===== RECORDS SUPPLIED =====
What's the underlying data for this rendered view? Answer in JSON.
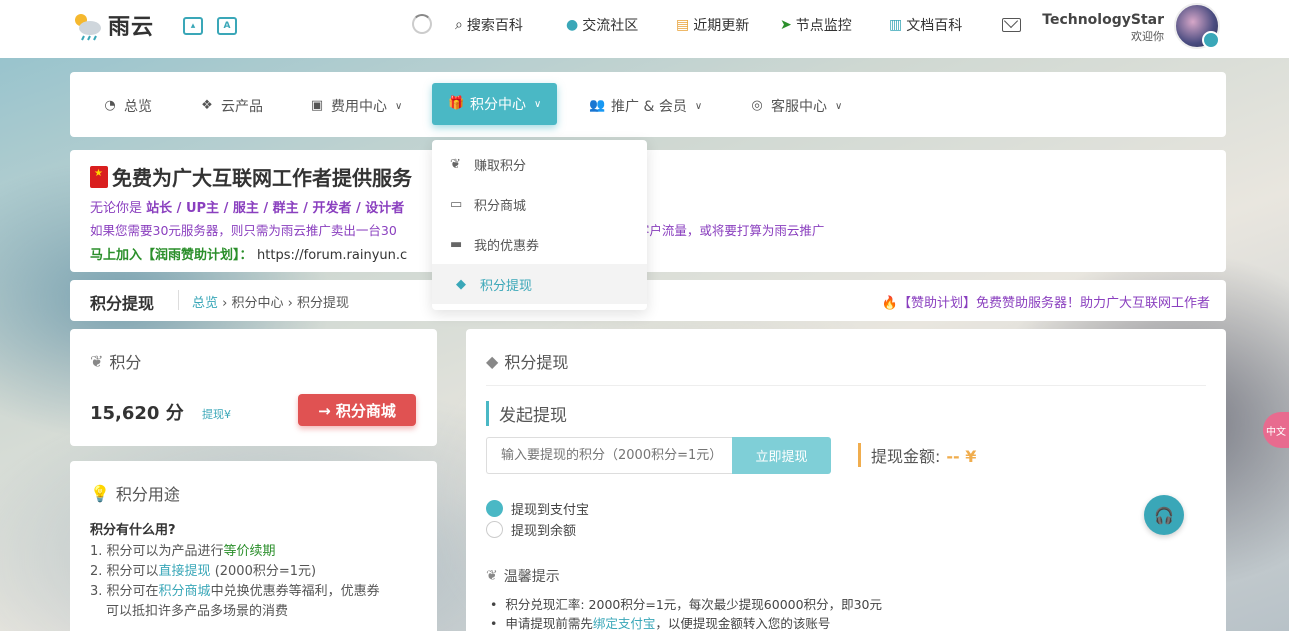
{
  "topbar": {
    "logo_text": "雨云",
    "icon_image_label": "",
    "icon_translate_label": "A",
    "nav": [
      {
        "icon": "search-icon",
        "glyph": "⌕",
        "label": "搜索百科"
      },
      {
        "icon": "community-icon",
        "glyph": "●",
        "label": "交流社区"
      },
      {
        "icon": "update-icon",
        "glyph": "▤",
        "label": "近期更新"
      },
      {
        "icon": "monitor-icon",
        "glyph": "➤",
        "label": "节点监控"
      },
      {
        "icon": "docs-icon",
        "glyph": "▥",
        "label": "文档百科"
      }
    ],
    "user": {
      "name": "TechnologyStar",
      "welcome": "欢迎你"
    }
  },
  "menubar": [
    {
      "icon": "dashboard-icon",
      "glyph": "◔",
      "label": "总览",
      "chevron": ""
    },
    {
      "icon": "cubes-icon",
      "glyph": "❖",
      "label": "云产品",
      "chevron": ""
    },
    {
      "icon": "money-icon",
      "glyph": "▣",
      "label": "费用中心",
      "chevron": "∨"
    },
    {
      "icon": "gift-icon",
      "glyph": "🎁",
      "label": "积分中心",
      "chevron": "∨"
    },
    {
      "icon": "users-icon",
      "glyph": "👥",
      "label": "推广 & 会员",
      "chevron": "∨"
    },
    {
      "icon": "headset-icon",
      "glyph": "◎",
      "label": "客服中心",
      "chevron": "∨"
    }
  ],
  "dropdown": [
    {
      "icon": "earn-icon",
      "glyph": "❦",
      "label": "赚取积分"
    },
    {
      "icon": "store-icon",
      "glyph": "▭",
      "label": "积分商城"
    },
    {
      "icon": "coupon-icon",
      "glyph": "▬",
      "label": "我的优惠券"
    },
    {
      "icon": "diamond-icon",
      "glyph": "◆",
      "label": "积分提现"
    }
  ],
  "banner": {
    "title": "免费为广大互联网工作者提供服务",
    "line2_prefix": "无论你是",
    "line2_roles": "站长 / UP主 / 服主 / 群主 / 开发者 / 设计者",
    "line3_left": "如果您需要30元服务器，则只需为雨云推广卖出一台30",
    "line3_right": "只要您有客户流量，或将要打算为雨云推广",
    "line4_label": "马上加入【润雨赞助计划】：",
    "line4_url": "https://forum.rainyun.c"
  },
  "crumbbar": {
    "title": "积分提现",
    "crumbs": [
      "总览",
      "积分中心",
      "积分提现"
    ],
    "promo": "【赞助计划】免费赞助服务器！助力广大互联网工作者"
  },
  "points": {
    "title": "积分",
    "value": "15,620 分",
    "withdraw_link": "提现¥",
    "shop_button": "→ 积分商城"
  },
  "usage": {
    "title": "积分用途",
    "question": "积分有什么用?",
    "items": [
      {
        "pre": "1. 积分可以为产品进行",
        "hl": "等价续期",
        "post": ""
      },
      {
        "pre": "2. 积分可以",
        "hl": "直接提现",
        "post": " (2000积分=1元)"
      },
      {
        "pre": "3. 积分可在",
        "hl": "积分商城",
        "post": "中兑换优惠券等福利，优惠券"
      },
      {
        "pre": "   可以抵扣许多产品多场景的消费",
        "hl": "",
        "post": ""
      }
    ]
  },
  "withdraw": {
    "title": "积分提现",
    "section": "发起提现",
    "input_placeholder": "输入要提现的积分（2000积分=1元）",
    "submit": "立即提现",
    "amount_label": "提现金额:",
    "amount_value": "-- ¥",
    "options": [
      "提现到支付宝",
      "提现到余额"
    ],
    "tips_title": "温馨提示",
    "tips": [
      {
        "pre": "积分兑现汇率: 2000积分=1元，每次最少提现60000积分，即30元",
        "hl": "",
        "post": ""
      },
      {
        "pre": "申请提现前需先",
        "hl": "绑定支付宝",
        "post": "，以便提现金额转入您的该账号"
      }
    ]
  },
  "floating": {
    "edge_label": "中文"
  }
}
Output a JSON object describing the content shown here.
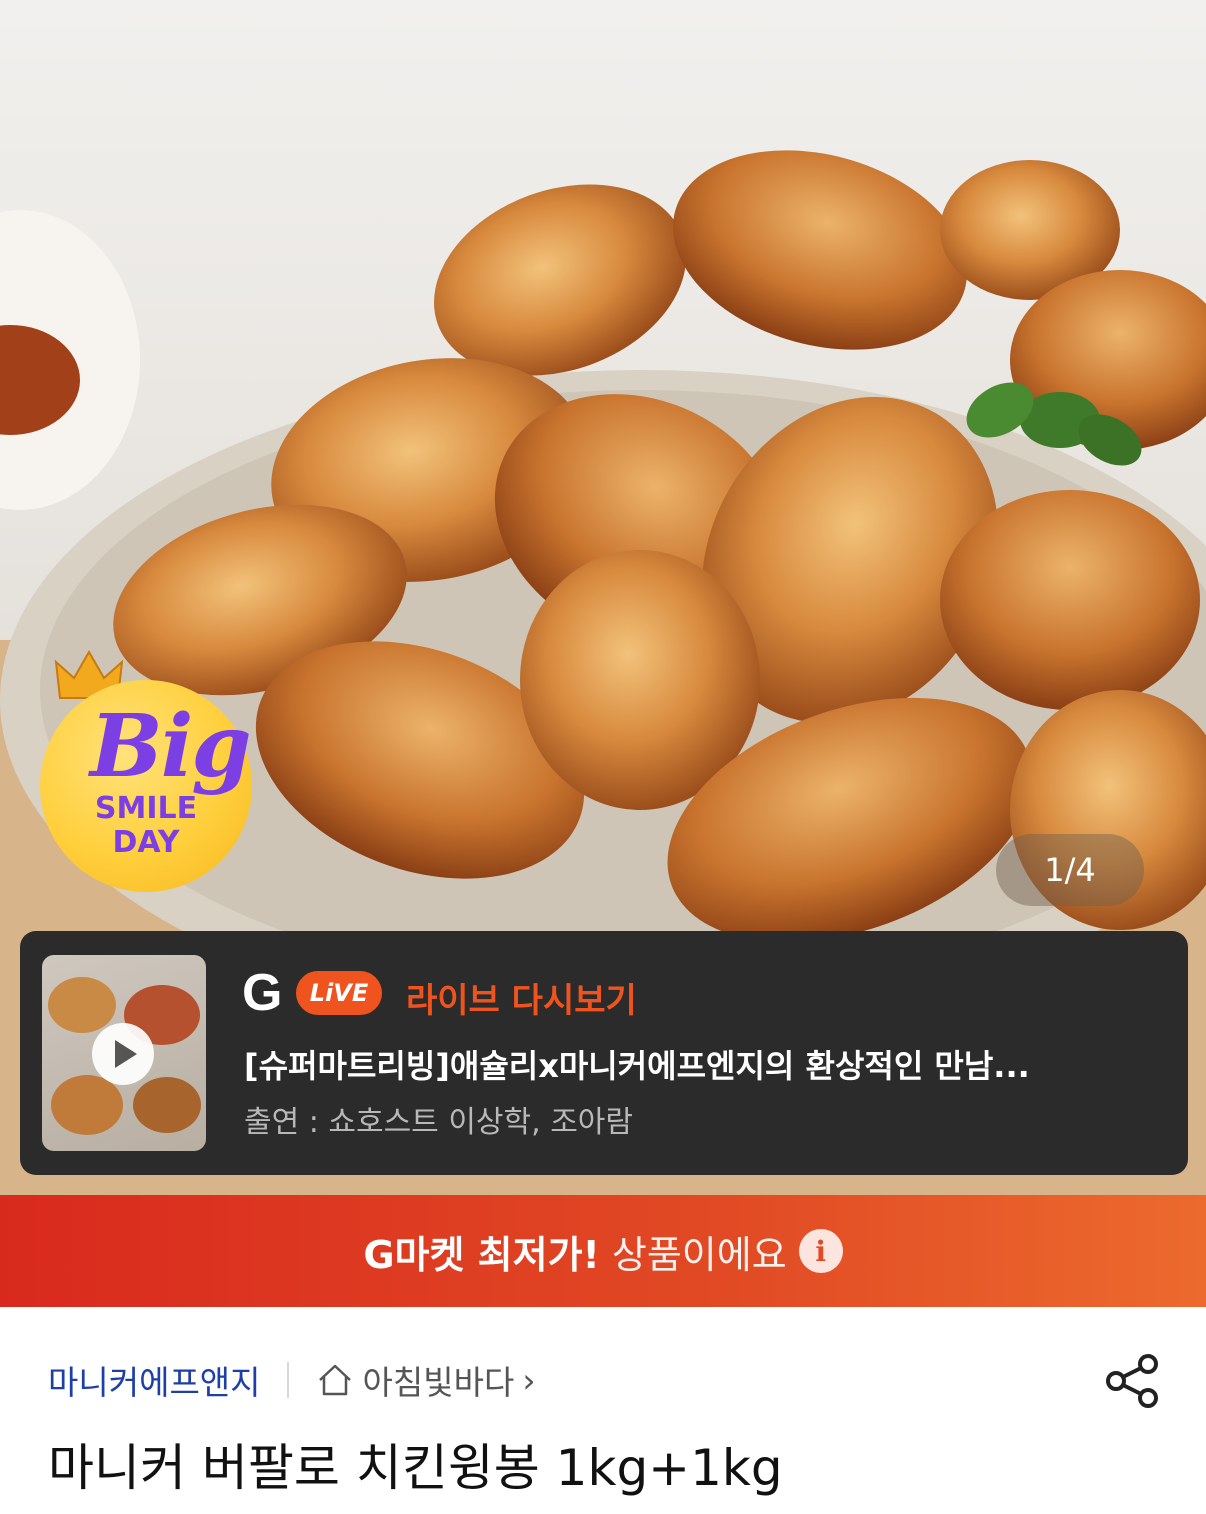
{
  "hero": {
    "badge": {
      "big": "Big",
      "line1": "SMILE",
      "line2": "DAY"
    },
    "pager": "1/4"
  },
  "live": {
    "logo_g": "G",
    "logo_live": "LiVE",
    "label": "라이브 다시보기",
    "name": "[슈퍼마트리빙]애슐리x마니커에프엔지의 환상적인 만남...",
    "cast": "출연 : 쇼호스트 이상학, 조아람"
  },
  "promo": {
    "strong": "G마켓 최저가!",
    "weak": "상품이에요",
    "info_icon": "i"
  },
  "product": {
    "brand": "마니커에프앤지",
    "shop": "아침빛바다",
    "shop_chevron": "›",
    "title": "마니커 버팔로 치킨윙봉 1kg+1kg"
  },
  "colors": {
    "accent_orange": "#f0541e",
    "promo_red": "#d9291e",
    "brand_blue": "#1f3fa8",
    "badge_purple": "#7b3fe4"
  }
}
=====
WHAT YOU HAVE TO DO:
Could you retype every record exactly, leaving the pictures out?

TASK OUTPUT:
What's the underlying data for this rendered view? Answer in JSON.
{
  "topbar": {
    "logo_text": "雨云",
    "icon_image_label": "",
    "icon_translate_label": "A",
    "nav": [
      {
        "icon": "search-icon",
        "glyph": "⌕",
        "label": "搜索百科"
      },
      {
        "icon": "community-icon",
        "glyph": "●",
        "label": "交流社区"
      },
      {
        "icon": "update-icon",
        "glyph": "▤",
        "label": "近期更新"
      },
      {
        "icon": "monitor-icon",
        "glyph": "➤",
        "label": "节点监控"
      },
      {
        "icon": "docs-icon",
        "glyph": "▥",
        "label": "文档百科"
      }
    ],
    "user": {
      "name": "TechnologyStar",
      "welcome": "欢迎你"
    }
  },
  "menubar": [
    {
      "icon": "dashboard-icon",
      "glyph": "◔",
      "label": "总览",
      "chevron": ""
    },
    {
      "icon": "cubes-icon",
      "glyph": "❖",
      "label": "云产品",
      "chevron": ""
    },
    {
      "icon": "money-icon",
      "glyph": "▣",
      "label": "费用中心",
      "chevron": "∨"
    },
    {
      "icon": "gift-icon",
      "glyph": "🎁",
      "label": "积分中心",
      "chevron": "∨"
    },
    {
      "icon": "users-icon",
      "glyph": "👥",
      "label": "推广 & 会员",
      "chevron": "∨"
    },
    {
      "icon": "headset-icon",
      "glyph": "◎",
      "label": "客服中心",
      "chevron": "∨"
    }
  ],
  "dropdown": [
    {
      "icon": "earn-icon",
      "glyph": "❦",
      "label": "赚取积分"
    },
    {
      "icon": "store-icon",
      "glyph": "▭",
      "label": "积分商城"
    },
    {
      "icon": "coupon-icon",
      "glyph": "▬",
      "label": "我的优惠券"
    },
    {
      "icon": "diamond-icon",
      "glyph": "◆",
      "label": "积分提现"
    }
  ],
  "banner": {
    "title": "免费为广大互联网工作者提供服务",
    "line2_prefix": "无论你是",
    "line2_roles": "站长 / UP主 / 服主 / 群主 / 开发者 / 设计者",
    "line3_left": "如果您需要30元服务器，则只需为雨云推广卖出一台30",
    "line3_right": "只要您有客户流量，或将要打算为雨云推广",
    "line4_label": "马上加入【润雨赞助计划】：",
    "line4_url": "https://forum.rainyun.c"
  },
  "crumbbar": {
    "title": "积分提现",
    "crumbs": [
      "总览",
      "积分中心",
      "积分提现"
    ],
    "promo": "【赞助计划】免费赞助服务器！助力广大互联网工作者"
  },
  "points": {
    "title": "积分",
    "value": "15,620 分",
    "withdraw_link": "提现¥",
    "shop_button": "→ 积分商城"
  },
  "usage": {
    "title": "积分用途",
    "question": "积分有什么用?",
    "items": [
      {
        "pre": "1. 积分可以为产品进行",
        "hl": "等价续期",
        "post": ""
      },
      {
        "pre": "2. 积分可以",
        "hl": "直接提现",
        "post": " (2000积分=1元)"
      },
      {
        "pre": "3. 积分可在",
        "hl": "积分商城",
        "post": "中兑换优惠券等福利，优惠券"
      },
      {
        "pre": "   可以抵扣许多产品多场景的消费",
        "hl": "",
        "post": ""
      }
    ]
  },
  "withdraw": {
    "title": "积分提现",
    "section": "发起提现",
    "input_placeholder": "输入要提现的积分（2000积分=1元）",
    "submit": "立即提现",
    "amount_label": "提现金额:",
    "amount_value": "-- ¥",
    "options": [
      "提现到支付宝",
      "提现到余额"
    ],
    "tips_title": "温馨提示",
    "tips": [
      {
        "pre": "积分兑现汇率: 2000积分=1元，每次最少提现60000积分，即30元",
        "hl": "",
        "post": ""
      },
      {
        "pre": "申请提现前需先",
        "hl": "绑定支付宝",
        "post": "，以便提现金额转入您的该账号"
      }
    ]
  },
  "floating": {
    "edge_label": "中文"
  }
}
Output a JSON object describing the content shown here.
{
  "hero": {
    "badge": {
      "big": "Big",
      "line1": "SMILE",
      "line2": "DAY"
    },
    "pager": "1/4"
  },
  "live": {
    "logo_g": "G",
    "logo_live": "LiVE",
    "label": "라이브 다시보기",
    "name": "[슈퍼마트리빙]애슐리x마니커에프엔지의 환상적인 만남...",
    "cast": "출연 : 쇼호스트 이상학, 조아람"
  },
  "promo": {
    "strong": "G마켓 최저가!",
    "weak": "상품이에요",
    "info_icon": "i"
  },
  "product": {
    "brand": "마니커에프앤지",
    "shop": "아침빛바다",
    "shop_chevron": "›",
    "title": "마니커 버팔로 치킨윙봉 1kg+1kg"
  },
  "colors": {
    "accent_orange": "#f0541e",
    "promo_red": "#d9291e",
    "brand_blue": "#1f3fa8",
    "badge_purple": "#7b3fe4"
  }
}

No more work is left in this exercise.